 Heroes del Silencio (1984-1996, Spain) – One of the Godfathers of the Rock En Español genre whose sound became so representative of the musical movement, many young kids now days use their logo as a scenester identifier. A sound so iconic that radio stations programmed formats with that style of music a decade after the band’s existence. There has been no house party, or latin club night since where a dance remix of theirs isn’t played at least once during the night.

 

Caifanes (1987-1995, Mexico) –This band’s reunion at Vive Latino in 2011 made for an event that even a casual fan dare not miss. 70 thousand plus packed into the Foro Sol in Mexico City to witness these legends back on stage together after a 17 year absence.

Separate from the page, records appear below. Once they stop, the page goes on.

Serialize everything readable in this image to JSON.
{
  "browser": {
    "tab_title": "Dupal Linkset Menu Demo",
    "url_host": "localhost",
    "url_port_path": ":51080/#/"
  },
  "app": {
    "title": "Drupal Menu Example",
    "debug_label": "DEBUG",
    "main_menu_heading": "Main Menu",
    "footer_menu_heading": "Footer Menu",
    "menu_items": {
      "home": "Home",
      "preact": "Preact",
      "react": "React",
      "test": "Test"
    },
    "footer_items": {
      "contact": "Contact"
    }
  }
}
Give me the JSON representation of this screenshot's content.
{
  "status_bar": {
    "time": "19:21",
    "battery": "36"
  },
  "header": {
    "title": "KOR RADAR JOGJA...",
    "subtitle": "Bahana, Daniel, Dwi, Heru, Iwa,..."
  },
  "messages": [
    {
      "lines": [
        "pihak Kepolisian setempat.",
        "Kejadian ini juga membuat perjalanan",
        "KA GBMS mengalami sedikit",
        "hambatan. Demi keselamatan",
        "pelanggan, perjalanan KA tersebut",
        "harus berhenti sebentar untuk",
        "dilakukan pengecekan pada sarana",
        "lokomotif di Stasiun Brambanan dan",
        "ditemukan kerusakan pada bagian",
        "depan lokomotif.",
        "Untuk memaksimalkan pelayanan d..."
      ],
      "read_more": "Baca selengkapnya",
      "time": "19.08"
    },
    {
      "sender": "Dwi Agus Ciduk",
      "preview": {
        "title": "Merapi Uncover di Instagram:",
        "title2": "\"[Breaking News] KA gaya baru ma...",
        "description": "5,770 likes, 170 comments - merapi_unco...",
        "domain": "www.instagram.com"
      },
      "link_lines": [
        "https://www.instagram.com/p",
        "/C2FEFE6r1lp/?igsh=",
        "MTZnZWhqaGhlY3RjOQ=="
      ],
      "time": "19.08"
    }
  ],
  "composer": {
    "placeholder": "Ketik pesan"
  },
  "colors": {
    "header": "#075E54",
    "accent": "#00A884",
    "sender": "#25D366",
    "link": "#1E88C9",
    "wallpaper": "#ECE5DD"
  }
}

Similar to Heroes del Silencio – their music became a lifestyle, fashion statement, and possibly the most overused band tattoo for a generation.

 

 

Gustavo Cerati (Aug. 11, 1959 – Sept. 4, 2014, Argentina) – Cerati, as he was affectionately referred to by fans, passed away on 2014 after a four year battle in and out of a stroke induced coma. He first came to prominence with the seminal Argentine rock band, Soda Estereo. He was also the first of the “Rockero” to continue producing music as a solo artist with a fruitful career. His album Bocanada is often sighted in many Top 10 lists.

 

Teleradio Donoso (2005-2009, Chile)  – As quickly as they were here, they were gone. In fact most people did not discover their disco frenzied sounds until after the band broke up. Possibly in part due to former lead singer Alex Anwandter’s successful solo career and prolific collaborations with many artists during the Chilean musical renaissance of the mid 2000’s.

 

 

Slowrider (1999-2004, USA) – Climbing to the top of an East LA music scene that had dozens of bands doing the “Ozomatli thing” (blending rock, jazz, funk, rap, salsa, and cumbia) this six piece stood out because of their rapid fire bilingual MC Olmeca, and the arrangements from dgomez & Carlos Zepeda. Their live shows were fuego, and their 3 albums have stood the test of time.

 

 

Enjoy this playlist of other bands who we miss but are glad their music still exists.

Note: For the sake of being accurate, we considered a band dead if they have not put out any new music since their “breakup date”.